*** Information provided ***
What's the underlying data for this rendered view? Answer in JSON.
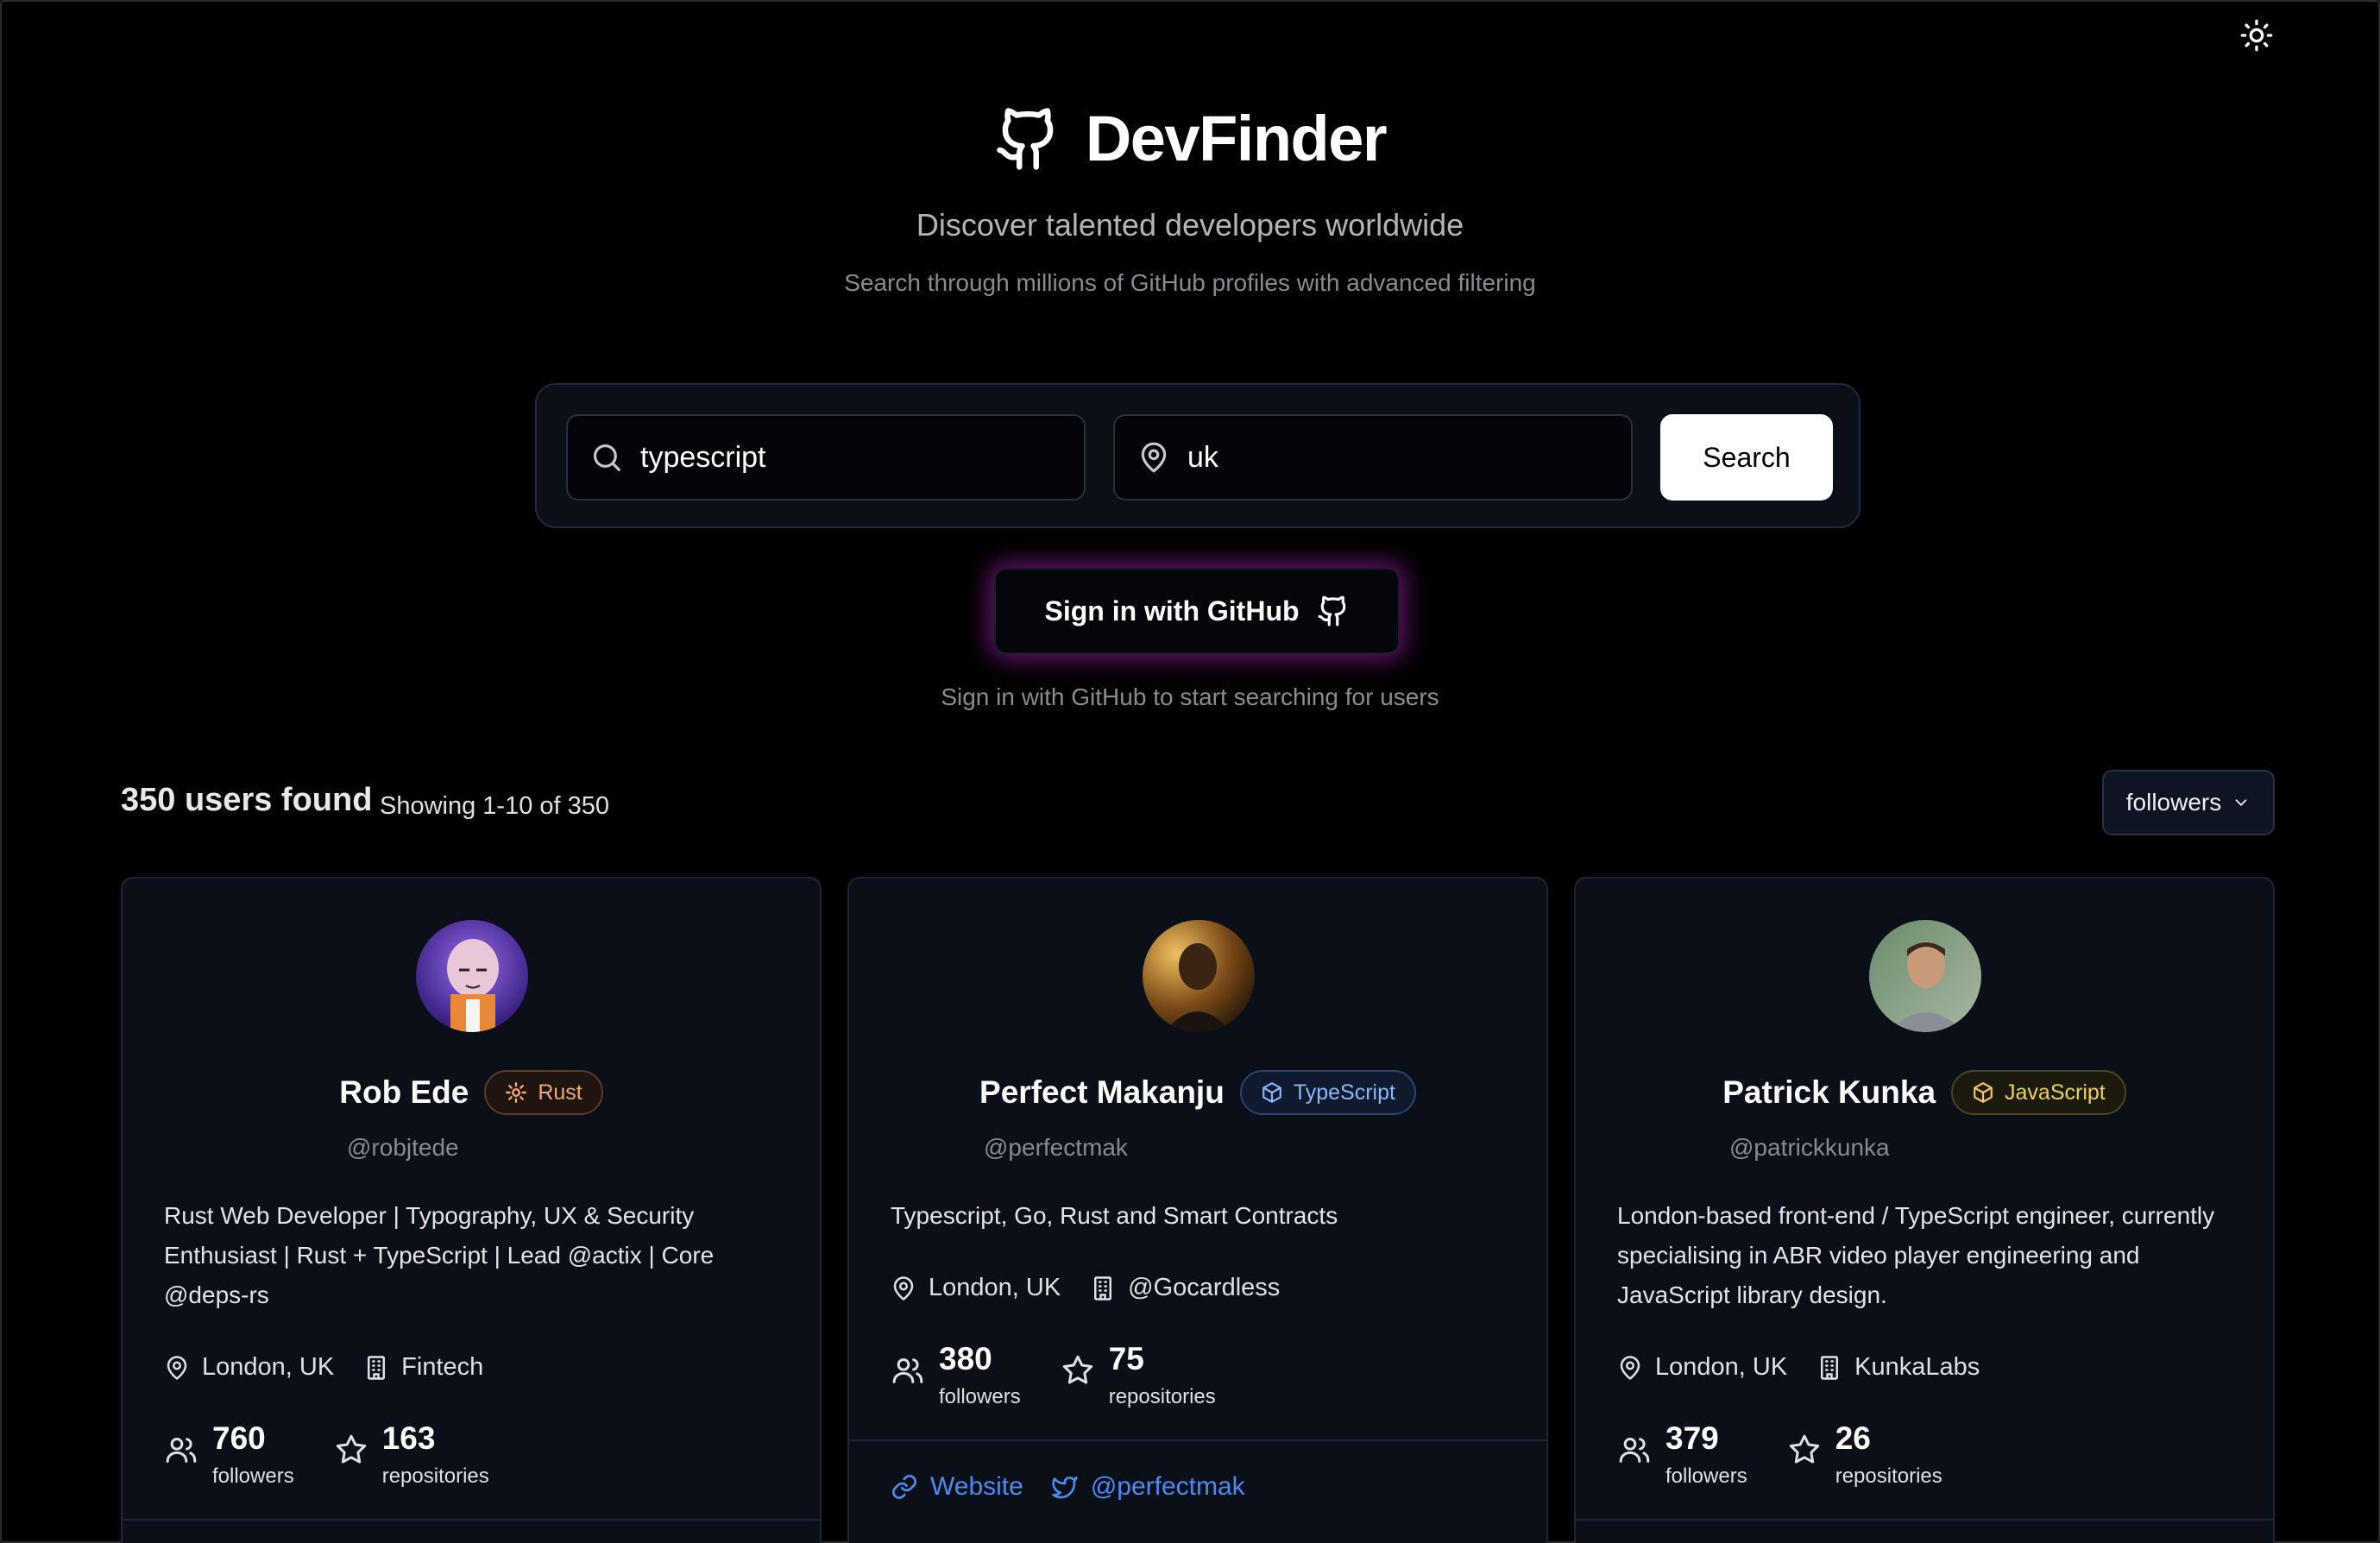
{
  "app": {
    "title": "DevFinder",
    "tagline": "Discover talented developers worldwide",
    "subtagline": "Search through millions of GitHub profiles with advanced filtering"
  },
  "search": {
    "query": "typescript",
    "location": "uk",
    "button_label": "Search"
  },
  "auth": {
    "button_label": "Sign in with GitHub",
    "hint": "Sign in with GitHub to start searching for users"
  },
  "results": {
    "count_text": "350 users found",
    "range_text": "Showing 1-10 of 350",
    "sort_value": "followers"
  },
  "colors": {
    "background": "#000000",
    "card": "#0b0f17",
    "link": "#4a8cf0",
    "signin_glow": "#ba28c8"
  },
  "users": [
    {
      "name": "Rob Ede",
      "handle": "@robjtede",
      "language": {
        "label": "Rust",
        "icon": "gear-icon",
        "color": "#f0a878",
        "bg": "#1f1410",
        "border": "#5a3a2a"
      },
      "bio": "Rust Web Developer | Typography, UX & Security Enthusiast | Rust + TypeScript | Lead @actix | Core @deps-rs",
      "location": "London, UK",
      "company": "Fintech",
      "followers": "760",
      "followers_label": "followers",
      "repos": "163",
      "repos_label": "repositories"
    },
    {
      "name": "Perfect Makanju",
      "handle": "@perfectmak",
      "language": {
        "label": "TypeScript",
        "icon": "cube-icon",
        "color": "#8ab8f8",
        "bg": "#0f1a2e",
        "border": "#2a4470"
      },
      "bio": "Typescript, Go, Rust and Smart Contracts",
      "location": "London, UK",
      "company": "@Gocardless",
      "followers": "380",
      "followers_label": "followers",
      "repos": "75",
      "repos_label": "repositories",
      "website_label": "Website",
      "twitter_label": "@perfectmak"
    },
    {
      "name": "Patrick Kunka",
      "handle": "@patrickkunka",
      "language": {
        "label": "JavaScript",
        "icon": "cube-icon",
        "color": "#f0d050",
        "bg": "#1c1a0c",
        "border": "#4a4420"
      },
      "bio": "London-based front-end / TypeScript engineer, currently specialising in ABR video player engineering and JavaScript library design.",
      "location": "London, UK",
      "company": "KunkaLabs",
      "followers": "379",
      "followers_label": "followers",
      "repos": "26",
      "repos_label": "repositories"
    }
  ]
}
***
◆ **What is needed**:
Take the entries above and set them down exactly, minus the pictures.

◆ **Your response**:
What's the underlying data for this rendered view? Answer in JSON.
{
  "app": {
    "title": "DevFinder",
    "tagline": "Discover talented developers worldwide",
    "subtagline": "Search through millions of GitHub profiles with advanced filtering"
  },
  "search": {
    "query": "typescript",
    "location": "uk",
    "button_label": "Search"
  },
  "auth": {
    "button_label": "Sign in with GitHub",
    "hint": "Sign in with GitHub to start searching for users"
  },
  "results": {
    "count_text": "350 users found",
    "range_text": "Showing 1-10 of 350",
    "sort_value": "followers"
  },
  "colors": {
    "background": "#000000",
    "card": "#0b0f17",
    "link": "#4a8cf0",
    "signin_glow": "#ba28c8"
  },
  "users": [
    {
      "name": "Rob Ede",
      "handle": "@robjtede",
      "language": {
        "label": "Rust",
        "icon": "gear-icon",
        "color": "#f0a878",
        "bg": "#1f1410",
        "border": "#5a3a2a"
      },
      "bio": "Rust Web Developer | Typography, UX & Security Enthusiast | Rust + TypeScript | Lead @actix | Core @deps-rs",
      "location": "London, UK",
      "company": "Fintech",
      "followers": "760",
      "followers_label": "followers",
      "repos": "163",
      "repos_label": "repositories"
    },
    {
      "name": "Perfect Makanju",
      "handle": "@perfectmak",
      "language": {
        "label": "TypeScript",
        "icon": "cube-icon",
        "color": "#8ab8f8",
        "bg": "#0f1a2e",
        "border": "#2a4470"
      },
      "bio": "Typescript, Go, Rust and Smart Contracts",
      "location": "London, UK",
      "company": "@Gocardless",
      "followers": "380",
      "followers_label": "followers",
      "repos": "75",
      "repos_label": "repositories",
      "website_label": "Website",
      "twitter_label": "@perfectmak"
    },
    {
      "name": "Patrick Kunka",
      "handle": "@patrickkunka",
      "language": {
        "label": "JavaScript",
        "icon": "cube-icon",
        "color": "#f0d050",
        "bg": "#1c1a0c",
        "border": "#4a4420"
      },
      "bio": "London-based front-end / TypeScript engineer, currently specialising in ABR video player engineering and JavaScript library design.",
      "location": "London, UK",
      "company": "KunkaLabs",
      "followers": "379",
      "followers_label": "followers",
      "repos": "26",
      "repos_label": "repositories"
    }
  ]
}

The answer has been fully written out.